Okay, back to books.
Picture books for Medieval history
I’m not going to list all of the picture books we’ll read this year around the topic of medieval history. But here are some of our absolute not-to-be-missed favorites that I’ve penciled into the schedule. (A few are more like chapter books in terms of text.)
Picture book biographies – Diane Stanley
The last thing I want to show you is how I’ve taken all of these titles (and more) and laid them out in a way that allows me to see my whole (history) 36-week school year at a glance, all on a single two-page spread. I’ve jotted down all weekly topics from SOTW along with any prominent dates, events, or people featured. That’s given me a framework in which to pencil in when we’ll be reading all of these books.

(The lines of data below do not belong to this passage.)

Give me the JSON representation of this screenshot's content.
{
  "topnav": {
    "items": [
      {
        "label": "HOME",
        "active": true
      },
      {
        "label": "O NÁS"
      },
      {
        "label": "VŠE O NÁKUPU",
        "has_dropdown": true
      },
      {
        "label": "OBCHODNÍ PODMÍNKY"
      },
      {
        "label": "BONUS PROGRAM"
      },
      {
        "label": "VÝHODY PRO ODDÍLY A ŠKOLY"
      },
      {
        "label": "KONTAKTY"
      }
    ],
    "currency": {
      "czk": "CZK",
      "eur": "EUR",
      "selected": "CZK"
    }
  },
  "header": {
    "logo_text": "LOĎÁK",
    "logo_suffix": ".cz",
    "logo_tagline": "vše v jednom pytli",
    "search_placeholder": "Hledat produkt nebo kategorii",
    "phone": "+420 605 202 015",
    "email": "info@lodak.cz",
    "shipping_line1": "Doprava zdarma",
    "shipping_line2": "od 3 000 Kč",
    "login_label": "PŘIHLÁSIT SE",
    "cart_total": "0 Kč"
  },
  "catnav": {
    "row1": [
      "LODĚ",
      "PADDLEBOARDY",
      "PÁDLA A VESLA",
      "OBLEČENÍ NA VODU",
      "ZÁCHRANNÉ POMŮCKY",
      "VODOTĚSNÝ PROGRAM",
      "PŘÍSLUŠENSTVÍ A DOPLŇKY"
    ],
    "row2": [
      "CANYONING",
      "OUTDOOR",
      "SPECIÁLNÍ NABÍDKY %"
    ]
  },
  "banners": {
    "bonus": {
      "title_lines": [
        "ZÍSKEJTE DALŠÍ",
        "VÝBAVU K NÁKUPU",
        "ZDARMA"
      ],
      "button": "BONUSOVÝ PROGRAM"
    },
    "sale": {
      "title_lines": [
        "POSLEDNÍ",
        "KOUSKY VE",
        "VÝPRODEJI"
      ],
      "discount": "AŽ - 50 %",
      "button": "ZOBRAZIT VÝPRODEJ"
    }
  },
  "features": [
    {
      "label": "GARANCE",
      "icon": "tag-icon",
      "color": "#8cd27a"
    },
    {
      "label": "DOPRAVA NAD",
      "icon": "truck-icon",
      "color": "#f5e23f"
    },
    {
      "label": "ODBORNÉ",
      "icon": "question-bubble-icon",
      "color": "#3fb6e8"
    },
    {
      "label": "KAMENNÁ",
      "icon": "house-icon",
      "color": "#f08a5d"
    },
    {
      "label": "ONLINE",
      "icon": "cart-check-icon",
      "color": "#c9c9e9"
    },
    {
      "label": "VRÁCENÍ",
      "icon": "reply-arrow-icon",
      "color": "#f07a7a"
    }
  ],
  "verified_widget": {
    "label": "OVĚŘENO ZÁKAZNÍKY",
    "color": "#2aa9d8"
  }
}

You might think I’m crazy (well, I am, but happily so). For me, this is a critical step. It’s the way my mind works; I hold myself fairly accountable to external motivators. While vague ideas almost never come to fruition for me, lists of any shape are freedom-slinging game-changers.
I want to read these many of these books, and I want it to be easy. For me, this means that it’s all right here, not in twelve possible other places. If we skip things, it’ll be because I want to – which is always a guilt-free reason.
I’ve used similar graph-like pages in my planner – one page for me and one for each child- to schedule out which chapters in our read-alouds and independent reading to hit each week – weeks numbered down the side, titles along the top, and then I just zipped down each column and filled in chapter numbers. That took 10 minutes. It’s done for the year, and it’s written in pencil if we need to adjust (we’ll need to adjust).
Y’all, I could really happily list things forever. Forgive me?